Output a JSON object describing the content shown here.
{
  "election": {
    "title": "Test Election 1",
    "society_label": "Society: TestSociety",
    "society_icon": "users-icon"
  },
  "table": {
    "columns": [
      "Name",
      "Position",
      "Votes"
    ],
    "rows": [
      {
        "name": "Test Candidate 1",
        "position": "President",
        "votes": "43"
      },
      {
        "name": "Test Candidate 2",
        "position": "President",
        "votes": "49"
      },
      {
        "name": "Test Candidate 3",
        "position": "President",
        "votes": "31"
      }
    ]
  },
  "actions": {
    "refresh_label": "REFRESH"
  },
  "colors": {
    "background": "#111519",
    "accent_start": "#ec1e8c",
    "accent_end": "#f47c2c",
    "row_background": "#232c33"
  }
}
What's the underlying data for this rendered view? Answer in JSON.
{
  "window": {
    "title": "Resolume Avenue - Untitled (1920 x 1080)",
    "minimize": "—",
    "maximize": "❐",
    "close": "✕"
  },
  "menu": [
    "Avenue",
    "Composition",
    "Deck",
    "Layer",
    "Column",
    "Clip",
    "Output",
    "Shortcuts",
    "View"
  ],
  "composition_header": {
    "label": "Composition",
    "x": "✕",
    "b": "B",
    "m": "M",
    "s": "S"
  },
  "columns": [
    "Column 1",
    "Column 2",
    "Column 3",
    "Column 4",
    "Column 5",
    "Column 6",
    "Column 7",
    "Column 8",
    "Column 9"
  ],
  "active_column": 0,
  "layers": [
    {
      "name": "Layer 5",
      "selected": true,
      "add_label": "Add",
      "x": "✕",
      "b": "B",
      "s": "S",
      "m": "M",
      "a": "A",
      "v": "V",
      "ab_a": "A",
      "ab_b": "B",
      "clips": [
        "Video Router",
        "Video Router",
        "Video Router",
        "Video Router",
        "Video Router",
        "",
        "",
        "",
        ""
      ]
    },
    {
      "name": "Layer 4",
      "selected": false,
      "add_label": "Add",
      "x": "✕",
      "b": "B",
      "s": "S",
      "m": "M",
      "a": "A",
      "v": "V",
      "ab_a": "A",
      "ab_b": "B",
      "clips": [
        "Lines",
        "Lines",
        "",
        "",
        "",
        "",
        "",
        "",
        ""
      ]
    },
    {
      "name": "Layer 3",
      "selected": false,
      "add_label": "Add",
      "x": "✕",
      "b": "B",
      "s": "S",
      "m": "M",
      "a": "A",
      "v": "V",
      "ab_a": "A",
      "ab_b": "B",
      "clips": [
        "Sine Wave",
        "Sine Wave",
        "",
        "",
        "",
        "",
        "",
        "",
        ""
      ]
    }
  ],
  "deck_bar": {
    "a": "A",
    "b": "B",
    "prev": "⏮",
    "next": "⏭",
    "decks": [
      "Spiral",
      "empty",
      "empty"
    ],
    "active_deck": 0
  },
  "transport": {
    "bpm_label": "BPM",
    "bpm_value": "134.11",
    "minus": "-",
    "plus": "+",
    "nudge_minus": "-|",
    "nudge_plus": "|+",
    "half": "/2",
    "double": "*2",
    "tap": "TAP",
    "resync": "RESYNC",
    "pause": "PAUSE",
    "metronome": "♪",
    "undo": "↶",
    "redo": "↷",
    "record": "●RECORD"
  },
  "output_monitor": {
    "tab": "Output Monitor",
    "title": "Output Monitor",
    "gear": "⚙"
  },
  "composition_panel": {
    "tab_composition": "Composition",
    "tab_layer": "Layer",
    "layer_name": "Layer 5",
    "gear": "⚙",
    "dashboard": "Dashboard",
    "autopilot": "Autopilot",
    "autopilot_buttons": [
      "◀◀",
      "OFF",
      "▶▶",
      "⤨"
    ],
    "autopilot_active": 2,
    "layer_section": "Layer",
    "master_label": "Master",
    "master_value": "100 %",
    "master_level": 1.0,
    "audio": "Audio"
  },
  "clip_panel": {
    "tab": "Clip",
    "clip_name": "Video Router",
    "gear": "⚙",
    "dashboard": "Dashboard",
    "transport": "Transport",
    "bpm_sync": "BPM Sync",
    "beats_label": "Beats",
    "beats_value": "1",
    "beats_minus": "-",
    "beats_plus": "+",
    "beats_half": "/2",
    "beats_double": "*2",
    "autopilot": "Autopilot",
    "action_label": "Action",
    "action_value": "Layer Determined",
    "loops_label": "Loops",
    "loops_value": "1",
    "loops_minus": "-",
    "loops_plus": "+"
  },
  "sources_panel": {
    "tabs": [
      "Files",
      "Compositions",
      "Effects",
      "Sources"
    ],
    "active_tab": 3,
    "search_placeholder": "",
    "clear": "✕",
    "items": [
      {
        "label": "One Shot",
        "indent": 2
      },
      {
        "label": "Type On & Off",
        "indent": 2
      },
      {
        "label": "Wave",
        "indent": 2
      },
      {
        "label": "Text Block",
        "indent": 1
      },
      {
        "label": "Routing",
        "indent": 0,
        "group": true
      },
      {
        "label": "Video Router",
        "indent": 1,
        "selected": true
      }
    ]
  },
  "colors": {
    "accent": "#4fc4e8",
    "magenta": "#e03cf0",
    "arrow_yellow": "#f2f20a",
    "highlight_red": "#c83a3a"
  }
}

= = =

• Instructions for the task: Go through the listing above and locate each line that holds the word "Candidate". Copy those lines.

• Response below:
        "name": "Test Candidate 1",
        "name": "Test Candidate 2",
        "name": "Test Candidate 3",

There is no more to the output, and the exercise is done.